Emotional abuse is often overlooked, as it does not have proof like bruises or scars. However, emotional abuse is the most common type of abuse. It can occur in any type of relationship, between husband and wife, parent and child, boyfriend and girlfriend, and even between supposed friends.
Name-calling is the most obvious form of emotional abuse. This is not the occasional outburst that one later feels bad about. The name-calling is constant and is repeated even when the other person is doing their best to please.
Emotional abuse is prevalent among relationships and is not a random act, because it takes really knowing a person for the perpetrator to be able to conduct the abuse. An emotional abuser knows your fears and doubts and can play on those. For example, if you have a fear of a particular place or thing, the abuser will constantly throw it in your face and make you feel bad and humiliated.
Parents that use emotional abuse against their children as a control mechanism risk delayed development socially and mentally. Parents tend to abuse their children in this way intentionally sometimes out of malice, but it more commonly stems from a lack of confidence in traditional parenting skills.

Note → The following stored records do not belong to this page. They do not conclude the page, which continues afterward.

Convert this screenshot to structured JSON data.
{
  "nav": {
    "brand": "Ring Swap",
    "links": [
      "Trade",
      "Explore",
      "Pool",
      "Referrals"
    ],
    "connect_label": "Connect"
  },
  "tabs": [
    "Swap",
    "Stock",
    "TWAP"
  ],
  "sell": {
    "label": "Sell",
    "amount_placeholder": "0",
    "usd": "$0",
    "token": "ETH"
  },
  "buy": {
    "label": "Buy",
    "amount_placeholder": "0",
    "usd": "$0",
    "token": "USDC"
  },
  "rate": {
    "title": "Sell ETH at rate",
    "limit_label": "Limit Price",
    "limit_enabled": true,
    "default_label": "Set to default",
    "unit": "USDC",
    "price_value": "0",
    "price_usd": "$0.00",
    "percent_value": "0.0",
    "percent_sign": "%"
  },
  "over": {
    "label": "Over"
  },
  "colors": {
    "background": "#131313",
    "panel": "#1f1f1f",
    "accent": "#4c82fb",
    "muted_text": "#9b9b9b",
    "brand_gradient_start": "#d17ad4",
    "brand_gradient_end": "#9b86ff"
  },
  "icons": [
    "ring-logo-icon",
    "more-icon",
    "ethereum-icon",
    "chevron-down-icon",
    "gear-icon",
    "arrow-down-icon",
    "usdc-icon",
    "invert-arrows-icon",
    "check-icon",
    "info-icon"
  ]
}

Examples of parental emotional abuse include teasing, constant criticism, name-calling, invalidation and abandonment.
Your emotional abuser likely makes you afraid to seek for help and may even make you feel like they are not the problem. Any form of abuse, whether physical or non-physical is not okay and it is never the victimâ€™s fault. If you do not have the courage to access professional help, at least confide in a friend or family member who can seek help for you.
If you suspect a friend or a family member is in an abusive relationship, reach out to him immediately. Do not be aggressive, or else he might shut down. Listen and offer support.